As clearly stated in National Defense Industrial Association’s (NDIA) Year-End Review: Challenges and Opportunities for the defense industry in 2014 through temporary congressional fixes the DoD ship has been righted for the next two years anyway. There is still a lot of fence mending to be done if we are to get back to any degree of normalcy. So we have a workable short-term solution and that is good. Now we need to take the next step and get to a level of predictability that will work both the DoD and the defense industry.

I know that is asking a lot, but it is desperately needed. That is my two cents.


See NDIA’s Year-End Review here.

NDIA President’s Perspective

In the most recent edition of NDIA, National Defense Magazine, NDIA President Larry Farrell nails the impact of sequestration on Defense. Larry correctly points out that it is the accumulative effect that must be considered and not just looking at individual services or weapon systems.
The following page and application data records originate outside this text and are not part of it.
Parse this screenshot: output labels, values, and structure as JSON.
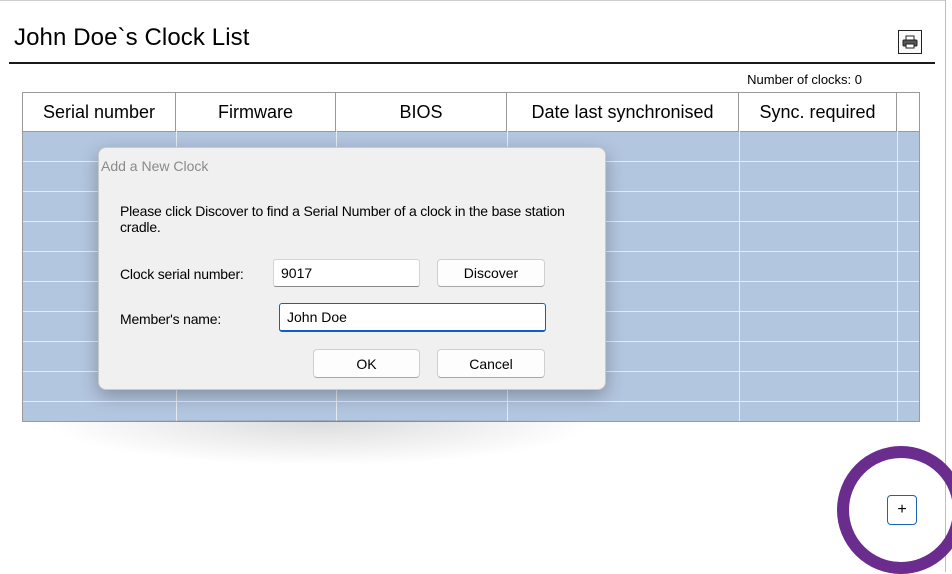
{
  "page": {
    "title": "John Doe`s Clock List",
    "clock_count_label": "Number of clocks: 0",
    "print_icon": "printer-icon"
  },
  "table": {
    "columns": [
      "Serial number",
      "Firmware",
      "BIOS",
      "Date last synchronised",
      "Sync. required"
    ],
    "rows": []
  },
  "dialog": {
    "title": "Add a New Clock",
    "message": "Please click Discover to find a Serial Number of a clock in the base station cradle.",
    "serial_label": "Clock serial number:",
    "serial_value": "9017",
    "discover_label": "Discover",
    "member_label": "Member's name:",
    "member_value": "John Doe",
    "ok_label": "OK",
    "cancel_label": "Cancel"
  },
  "add_button": {
    "label": "+",
    "highlight_color": "#6a2d8e"
  },
  "colors": {
    "grid_background": "#b3c6df",
    "focus_border": "#0b61c9"
  }
}
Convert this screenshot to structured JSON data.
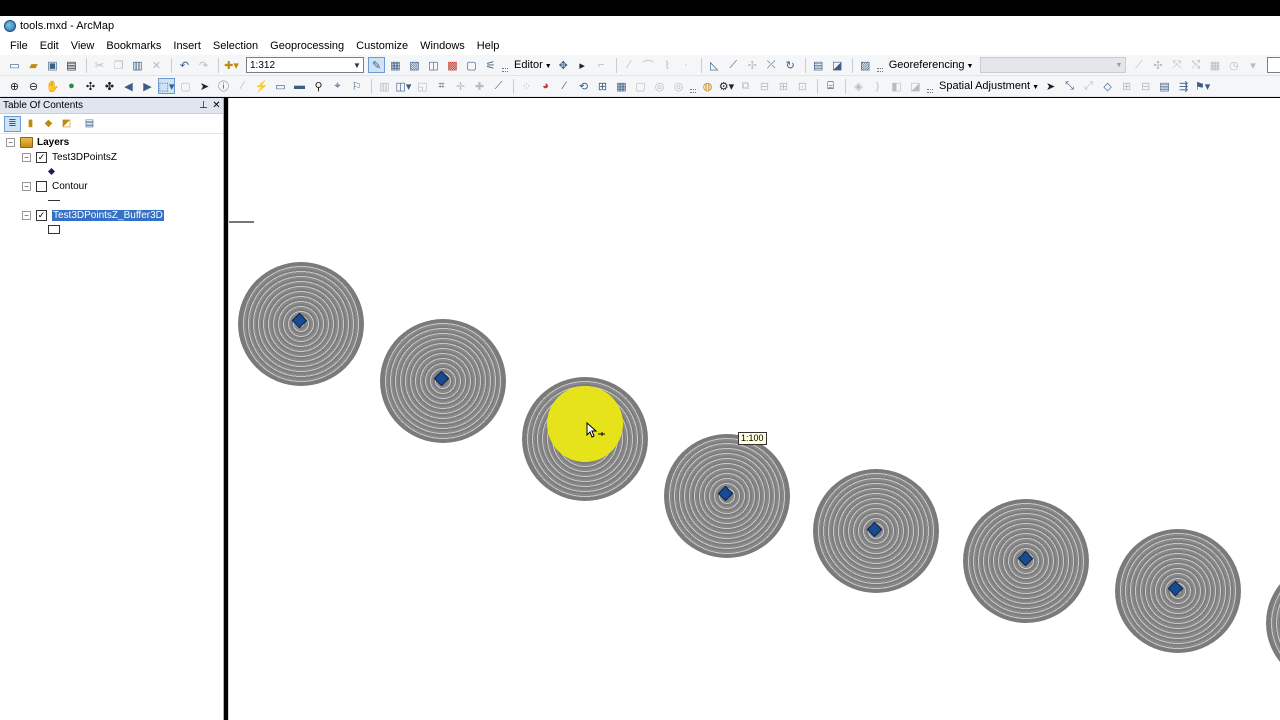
{
  "window": {
    "title": "tools.mxd - ArcMap"
  },
  "menu": [
    "File",
    "Edit",
    "View",
    "Bookmarks",
    "Insert",
    "Selection",
    "Geoprocessing",
    "Customize",
    "Windows",
    "Help"
  ],
  "toolbar": {
    "scale": "1:312",
    "editor_label": "Editor",
    "georeferencing_label": "Georeferencing",
    "spatial_adjustment_label": "Spatial Adjustment"
  },
  "toc": {
    "title": "Table Of Contents",
    "root_label": "Layers",
    "layers": [
      {
        "name": "Test3DPointsZ",
        "checked": true,
        "symbol": "diamond"
      },
      {
        "name": "Contour",
        "checked": false,
        "symbol": "line"
      },
      {
        "name": "Test3DPointsZ_Buffer3D",
        "checked": true,
        "symbol": "rectangle",
        "selected": true
      }
    ]
  },
  "map": {
    "scale_tooltip": "1:100",
    "highlight_color": "#e7e31a",
    "buffer_color": "#8a8a8a",
    "point_color": "#1b4b8f"
  }
}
Keeping a world class military ready to do the nation’s bidding is not something that you can just turn off and on. Short sighted actions like sequestration drive the services and the Defense Industry to take actions that, in the long run, will cost much more in so many ways. Larry, I hope someone is listening.


See Lawrence Farrell Jr.’s perspective here.

AUSA ILW Landpower Essay: Strategizing Forward

In a recent AUSA Landpower Essay (Strategizing Forward in the Western Pacific and Elsewhere), Huba Wass de Czege provides a broad brush of the AirSea battle concept as it relates to the development of a comprehensive strategy for the region. Now that is a mouthful. I knew Huba when we were serving in the Army and was always impressed byt he insights he brought to the big, tough questions faced by our armed forces. With regard to this excellent, very thought-provoking article, here is my comment:

What about logistics? In my opinion, leaving logistics out of any strategic conversation, is a mistake. 


See Huba Wass de Czege’s ILW publication here.